Ferrari said on Thursday that its first-quarter profit jumped 24% to 297 million euros ($328.8 million), on a 10% increase in shipments as huge demand for its latest models drove a surge in profitability.
“Our order book already extends into 2025,” said CEO Benedetto Vigna in a statement.
Ferrari’s revenue and profit both solidly beat Wall Street’s estimates, and the company maintained its upbeat guidance for the full year. Shares closed up just over 5% on Thursday following the report.
Here are the key numbers from Ferrari’s first-quarter earnings report, compared with Wall Street analysts’ consensus expectations as reported by Refinitiv:
- Earnings per share: 1.63 euros, vs. 1.48 euros expected.
- Revenue: 1.43 billion euros, vs. 1.39 billion euros expected.
Revenue increased 20% year over year, to 1.43 billion euros from 1.19 billion euros in the first quarter of 2022.
That was due in large part to a richer mix of models sold and an increase in “personalizations,” the company’s term for its lengthy options lists that can add hundreds of thousands of dollars to a new Ferrari’s price. Ferrari has been encouraging more of its customers to take advantage of the extended options available as part of a broader effort to boost its profit margins.
Those efforts are paying off: Ferrari’s EBIT (earnings before interest and tax) profit margin, a widely-watched figure, increased a full percentage point to 26.9% from 25.9% a year ago.
Ferrari shipped 3,567 vehicles in the quarter, up 10% from a year ago. It said the increase in shipments was driven by high demand for its Portofino M convertible, the 296 GTB hybrid sports car, and the 812 Competizione, a limited-run even-faster version of its twelve-cylinder flagship, the 812 Superfast.
Ferrari said that it began ramping up production of its latest seven-figure Icona model, the Daytona SP3, in the first quarter. It plans to make just 599 units of the Daytona SP3, which starts at just over $2.2 million. All 599 units are already sold.
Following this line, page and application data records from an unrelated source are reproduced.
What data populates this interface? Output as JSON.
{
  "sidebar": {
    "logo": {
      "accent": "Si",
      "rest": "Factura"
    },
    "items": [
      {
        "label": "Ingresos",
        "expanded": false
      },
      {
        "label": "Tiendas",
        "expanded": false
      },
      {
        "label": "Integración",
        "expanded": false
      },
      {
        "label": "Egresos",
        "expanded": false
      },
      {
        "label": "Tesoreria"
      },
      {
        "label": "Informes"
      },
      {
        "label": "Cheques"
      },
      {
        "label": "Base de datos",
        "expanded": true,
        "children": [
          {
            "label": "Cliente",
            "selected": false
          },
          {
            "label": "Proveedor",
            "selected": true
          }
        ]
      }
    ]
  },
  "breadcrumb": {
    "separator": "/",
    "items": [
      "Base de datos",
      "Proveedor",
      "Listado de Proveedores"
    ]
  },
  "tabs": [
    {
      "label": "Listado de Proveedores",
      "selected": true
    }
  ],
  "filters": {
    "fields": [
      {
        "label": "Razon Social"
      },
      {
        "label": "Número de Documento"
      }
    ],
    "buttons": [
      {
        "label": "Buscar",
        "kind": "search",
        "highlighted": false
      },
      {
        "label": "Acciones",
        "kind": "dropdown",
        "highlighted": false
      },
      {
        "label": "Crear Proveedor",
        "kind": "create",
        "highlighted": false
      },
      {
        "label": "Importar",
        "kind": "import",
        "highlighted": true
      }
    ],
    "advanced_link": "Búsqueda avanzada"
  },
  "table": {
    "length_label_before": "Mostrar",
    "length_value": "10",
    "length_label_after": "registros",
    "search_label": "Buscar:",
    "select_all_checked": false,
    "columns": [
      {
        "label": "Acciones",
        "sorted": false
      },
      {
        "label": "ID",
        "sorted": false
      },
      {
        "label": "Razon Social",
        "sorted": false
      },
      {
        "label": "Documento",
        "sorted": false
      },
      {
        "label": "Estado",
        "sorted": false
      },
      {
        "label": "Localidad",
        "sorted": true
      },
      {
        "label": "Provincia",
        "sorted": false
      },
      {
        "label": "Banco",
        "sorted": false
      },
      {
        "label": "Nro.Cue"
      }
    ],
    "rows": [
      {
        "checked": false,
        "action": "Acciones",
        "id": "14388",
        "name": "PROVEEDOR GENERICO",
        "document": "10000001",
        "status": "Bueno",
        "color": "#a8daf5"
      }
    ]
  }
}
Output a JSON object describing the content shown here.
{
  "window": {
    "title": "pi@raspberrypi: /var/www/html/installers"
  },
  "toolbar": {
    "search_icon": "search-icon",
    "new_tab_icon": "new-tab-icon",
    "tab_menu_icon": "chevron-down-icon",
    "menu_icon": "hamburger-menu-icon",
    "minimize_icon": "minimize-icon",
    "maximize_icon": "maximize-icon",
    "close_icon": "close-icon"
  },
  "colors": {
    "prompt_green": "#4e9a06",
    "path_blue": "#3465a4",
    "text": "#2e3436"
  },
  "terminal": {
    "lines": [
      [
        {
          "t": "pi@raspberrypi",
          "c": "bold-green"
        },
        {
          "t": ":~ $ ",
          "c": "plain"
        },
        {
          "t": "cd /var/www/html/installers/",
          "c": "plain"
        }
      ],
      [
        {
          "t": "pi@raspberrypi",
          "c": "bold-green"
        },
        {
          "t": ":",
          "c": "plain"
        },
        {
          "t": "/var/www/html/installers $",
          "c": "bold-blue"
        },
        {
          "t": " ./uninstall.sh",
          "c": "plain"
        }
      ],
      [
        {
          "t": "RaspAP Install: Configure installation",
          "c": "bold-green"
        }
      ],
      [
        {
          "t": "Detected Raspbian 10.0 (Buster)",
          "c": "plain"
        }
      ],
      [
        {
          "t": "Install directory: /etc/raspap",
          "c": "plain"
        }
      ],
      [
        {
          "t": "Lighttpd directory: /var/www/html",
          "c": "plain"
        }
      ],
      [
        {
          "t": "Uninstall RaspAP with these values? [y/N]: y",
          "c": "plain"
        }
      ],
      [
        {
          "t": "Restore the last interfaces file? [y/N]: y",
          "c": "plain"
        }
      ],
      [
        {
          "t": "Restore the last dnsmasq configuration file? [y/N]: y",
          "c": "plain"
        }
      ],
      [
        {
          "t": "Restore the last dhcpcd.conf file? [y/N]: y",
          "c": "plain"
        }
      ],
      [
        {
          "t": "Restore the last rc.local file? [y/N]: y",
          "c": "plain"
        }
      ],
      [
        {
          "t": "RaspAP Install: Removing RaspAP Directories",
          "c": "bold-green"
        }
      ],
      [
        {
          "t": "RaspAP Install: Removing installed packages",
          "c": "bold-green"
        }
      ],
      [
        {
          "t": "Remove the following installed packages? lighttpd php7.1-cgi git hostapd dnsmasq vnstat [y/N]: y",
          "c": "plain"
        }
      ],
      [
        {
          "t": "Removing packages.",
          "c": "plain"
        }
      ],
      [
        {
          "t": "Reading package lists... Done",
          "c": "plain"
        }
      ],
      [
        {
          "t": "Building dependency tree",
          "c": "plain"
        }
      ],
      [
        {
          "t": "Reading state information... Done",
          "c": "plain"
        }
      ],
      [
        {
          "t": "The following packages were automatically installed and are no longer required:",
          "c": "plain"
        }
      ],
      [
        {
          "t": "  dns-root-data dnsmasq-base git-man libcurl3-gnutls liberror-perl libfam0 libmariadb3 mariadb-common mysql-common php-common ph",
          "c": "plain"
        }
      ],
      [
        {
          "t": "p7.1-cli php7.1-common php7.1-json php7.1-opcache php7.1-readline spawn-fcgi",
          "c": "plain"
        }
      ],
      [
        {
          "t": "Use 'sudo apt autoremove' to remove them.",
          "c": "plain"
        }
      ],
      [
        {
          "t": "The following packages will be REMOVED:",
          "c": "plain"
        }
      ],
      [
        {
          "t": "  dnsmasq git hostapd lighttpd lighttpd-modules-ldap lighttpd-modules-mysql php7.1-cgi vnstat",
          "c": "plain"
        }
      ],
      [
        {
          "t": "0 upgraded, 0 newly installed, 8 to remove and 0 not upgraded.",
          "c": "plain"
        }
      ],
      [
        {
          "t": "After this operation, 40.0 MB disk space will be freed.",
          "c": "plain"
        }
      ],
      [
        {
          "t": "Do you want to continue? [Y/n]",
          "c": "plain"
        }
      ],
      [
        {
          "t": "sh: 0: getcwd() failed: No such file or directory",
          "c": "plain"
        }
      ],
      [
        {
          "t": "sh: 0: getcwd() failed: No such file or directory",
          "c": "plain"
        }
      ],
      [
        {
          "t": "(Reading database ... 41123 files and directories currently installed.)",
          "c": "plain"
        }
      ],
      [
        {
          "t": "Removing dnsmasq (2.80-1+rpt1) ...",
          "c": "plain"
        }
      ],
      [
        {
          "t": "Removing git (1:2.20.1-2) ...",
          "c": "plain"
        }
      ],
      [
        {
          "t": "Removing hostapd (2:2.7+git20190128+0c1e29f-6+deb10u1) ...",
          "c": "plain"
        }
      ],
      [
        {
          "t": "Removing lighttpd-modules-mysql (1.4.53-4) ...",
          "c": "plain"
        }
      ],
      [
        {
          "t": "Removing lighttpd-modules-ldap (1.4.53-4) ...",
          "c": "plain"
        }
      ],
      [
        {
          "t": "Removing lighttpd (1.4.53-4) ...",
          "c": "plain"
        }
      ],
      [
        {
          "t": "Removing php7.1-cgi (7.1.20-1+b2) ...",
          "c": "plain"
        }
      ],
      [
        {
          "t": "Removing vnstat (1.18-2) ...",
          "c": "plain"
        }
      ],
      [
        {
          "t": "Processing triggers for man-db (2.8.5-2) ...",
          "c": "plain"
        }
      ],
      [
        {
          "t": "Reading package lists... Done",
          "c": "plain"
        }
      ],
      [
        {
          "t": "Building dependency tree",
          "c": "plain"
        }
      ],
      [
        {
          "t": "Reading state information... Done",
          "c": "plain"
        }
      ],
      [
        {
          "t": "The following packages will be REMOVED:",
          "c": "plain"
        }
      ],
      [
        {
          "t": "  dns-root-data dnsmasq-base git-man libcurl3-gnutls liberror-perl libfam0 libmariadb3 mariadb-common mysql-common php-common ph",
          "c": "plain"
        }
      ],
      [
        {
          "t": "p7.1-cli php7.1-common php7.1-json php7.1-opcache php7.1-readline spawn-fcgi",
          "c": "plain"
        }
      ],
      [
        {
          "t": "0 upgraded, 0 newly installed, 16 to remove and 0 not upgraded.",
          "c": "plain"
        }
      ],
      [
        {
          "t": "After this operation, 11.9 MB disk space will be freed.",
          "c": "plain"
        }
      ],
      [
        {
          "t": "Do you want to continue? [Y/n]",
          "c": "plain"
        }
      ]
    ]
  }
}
Despite the long waiting list, Vigna said that Ferrari has re-opened order books for its upcoming Purosangue, a V12-powered SUV-like model with a starting price of about $400,000. Ferrari had temporarily stopped taking orders for the Purosangue because of unexpectedly high early demand.
Deliveries of the Purosangue will begin in Europe before the end of the second quarter, and in the United States in the third quarter.
Ferrari revealed one new model during the first quarter, a convertible version of its V8-powered Roma coupe.
Despite the better-than-expected quarter, Ferrari maintained its prior full-year guidance. It still expects revenue of about 5.7 billion euros in 2023, with adjusted earnings per share between 6 euros and 6.20 euros. It also expects a boost in full-year EBIT margin, to about 26%, powered by the Daytona SP3 and the Purosangue.